And a lot of sound sources and lots of places for those signals to go. How was the mic line distribution done?
Shepherd: Well the core of it is DiGiCo’s optical system, an optical MADI loop, full loop, with full redundancy on it. So the monitor, engineer techs, all the gains set what could be adjusted by both desks, but it’s just one rack and both desks seek access to it all. [Timestamp: 9:50]

And I know all of this was a big live event. Did the company require any recording of this?
Shepherd: It was a fairly basic recording of the show, just the four tracks of separating of speech and any use of playback content. All the bands were on separate feed as well just so they can mix it, and then a separate feed of ambient mics as well. But it’s all very much a bore tape. It’s taken really just as a reference and was very quickly cut down to a small 9-minute thing that they put up on YouTube; it was to show the whole event. It’s a fairly basic recording of the show. [Timestamp: 10:24]

Yeah, I would guess that with this kind of event the whole thing is in the live deal.
Shepherd: So it’s streamed live to the Internet as well during the show, but we mixed that live from FOH as well. [Timestamp: 10:35]

OK, I think we were talking earlier about one of the little impromptu things with no rehearsal, a Grenadier Guards act. What exactly did they do when they came out? What did you have to do with them?
Shepherd: Well we weren’t really sure until actually a couple of days before the event what they were going to do. At one point they were going to be marching around the stage. It came very quickly apparently it was going to end up being a static event due to their commitments as well. They couldn’t make any rehearsal slots, so it was just a case of a conversation with them backstage before they went on to tell them roughly how they were going to line up on the stage, and this is where we use the wireless condenser mics; the mixtures of four and fours and AKG 480s as well. The team or the crew of the sound guys and using of the backstage helped as well. We could walk on with stereo pads of these mics and place them as they walked out on stage playing and just as they stood still, they got a mic clamped front to them and the FOH guys mixed it on the fly. [Timestamp: 11:38]

Chapman: It was about 30 seconds stage change wasn’t it? [Timestamp: 11:41]

Shepherd: Yeah.

Well that sounds like it was fun for everybody on stage and back there on the mixers.
Shepherd: Yeah, it was a bit of excitement. [Timestamp: 11:47]

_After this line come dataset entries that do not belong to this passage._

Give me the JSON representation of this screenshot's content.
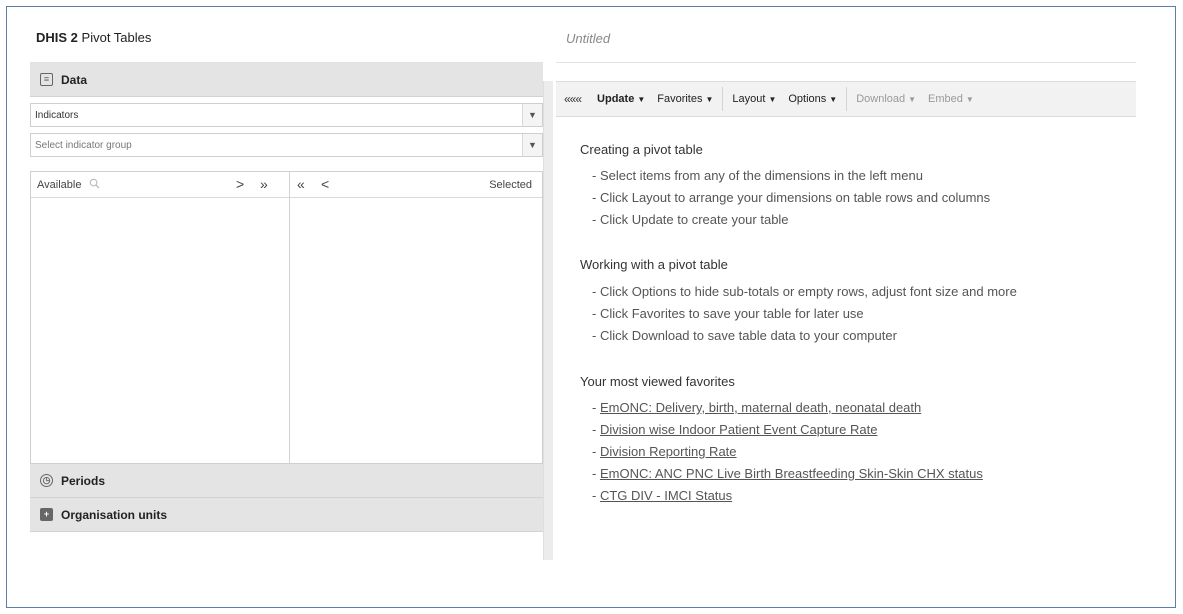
{
  "left_panel": {
    "app_title_bold": "DHIS 2",
    "app_title_rest": "Pivot Tables",
    "data_section": "Data",
    "indicators_combo": "Indicators",
    "indicator_group_placeholder": "Select indicator group",
    "available_label": "Available",
    "selected_label": "Selected",
    "select_one_arrow": ">",
    "select_all_arrow": "»",
    "deselect_all_arrow": "«",
    "deselect_one_arrow": "<",
    "periods_section": "Periods",
    "org_units_section": "Organisation units"
  },
  "right_panel": {
    "title": "Untitled",
    "toolbar": {
      "collapse": "«««",
      "update": "Update",
      "favorites": "Favorites",
      "layout": "Layout",
      "options": "Options",
      "download": "Download",
      "embed": "Embed"
    },
    "creating_heading": "Creating a pivot table",
    "creating_items": [
      "- Select items from any of the dimensions in the left menu",
      "- Click Layout to arrange your dimensions on table rows and columns",
      "- Click Update to create your table"
    ],
    "working_heading": "Working with a pivot table",
    "working_items": [
      "- Click Options to hide sub-totals or empty rows, adjust font size and more",
      "- Click Favorites to save your table for later use",
      "- Click Download to save table data to your computer"
    ],
    "favorites_heading": "Your most viewed favorites",
    "favorites": [
      "EmONC: Delivery, birth, maternal death, neonatal death",
      "Division wise Indoor Patient Event Capture Rate",
      "Division Reporting Rate",
      "EmONC: ANC PNC Live Birth Breastfeeding Skin-Skin CHX status",
      "CTG DIV - IMCI Status"
    ],
    "favorites_prefix": "- "
  },
  "colors": {
    "frame_border": "#5b7fa6",
    "section_bg": "#e4e4e4",
    "toolbar_bg": "#f2f2f2"
  }
}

What other kinds of projects do you have coming up? Anything special you’ve been looking forward to?
Chapman: We’re in the middle of one at the moment; our current largest project of the year usually is the BBC Proms, which is an annual eight-week classical music festival based predominantly in the Royal Albert Hall and a few other venues around London. It’s slightly smaller this year than it has been in the past, and the amount of our involvement is dictated by the theme of the season. Every year is themed slightly differently, and they don’t all require PA. Then we’ve also just started planning for another annual show that we do at Legoland Theme Park, which is their annual fireworks show which involves covering quite a fair chunk of the park in PA for music firework shows. So we always look forward to that one; it’s quite a headache thing. [Timestamp: 12:41]

Well thanks very much guys. Phill Chapman and Dave Shepherd of Sound By Design coming to us from London; wonderful having you on.
Chapman: Lovely, thank you.

Shepherd: It’s been a pleasure.

Want to read more stories like this?
Get our Free Newsletter Here!
Past Issues
October 2015

September 2015

August 2015

July 2015

June 2015

May 2015

April 2015

March 2015